● To do:
Lines holding the string "Edit" are the ones to copy; find them all in the data.

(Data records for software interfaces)
☆ ☆ ☆

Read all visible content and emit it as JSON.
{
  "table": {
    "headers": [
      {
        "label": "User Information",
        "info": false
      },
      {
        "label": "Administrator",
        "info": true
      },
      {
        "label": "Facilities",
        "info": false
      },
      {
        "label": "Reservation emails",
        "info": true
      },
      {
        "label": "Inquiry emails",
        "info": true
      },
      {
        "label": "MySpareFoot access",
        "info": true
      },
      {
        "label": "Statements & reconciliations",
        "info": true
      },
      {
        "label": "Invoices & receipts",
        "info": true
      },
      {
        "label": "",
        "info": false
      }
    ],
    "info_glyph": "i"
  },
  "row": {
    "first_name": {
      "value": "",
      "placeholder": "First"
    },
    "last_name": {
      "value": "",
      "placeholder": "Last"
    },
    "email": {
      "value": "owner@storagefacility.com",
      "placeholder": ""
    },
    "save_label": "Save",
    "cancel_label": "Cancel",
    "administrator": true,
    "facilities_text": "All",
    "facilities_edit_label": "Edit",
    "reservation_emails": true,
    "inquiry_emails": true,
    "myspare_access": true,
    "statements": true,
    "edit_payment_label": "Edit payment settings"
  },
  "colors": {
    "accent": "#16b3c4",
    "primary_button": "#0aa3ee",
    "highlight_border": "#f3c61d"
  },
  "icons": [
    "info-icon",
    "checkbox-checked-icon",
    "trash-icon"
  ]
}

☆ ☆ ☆

● Result of the task:
    "facilities_edit_label": "Edit",
    "edit_payment_label": "Edit payment settings"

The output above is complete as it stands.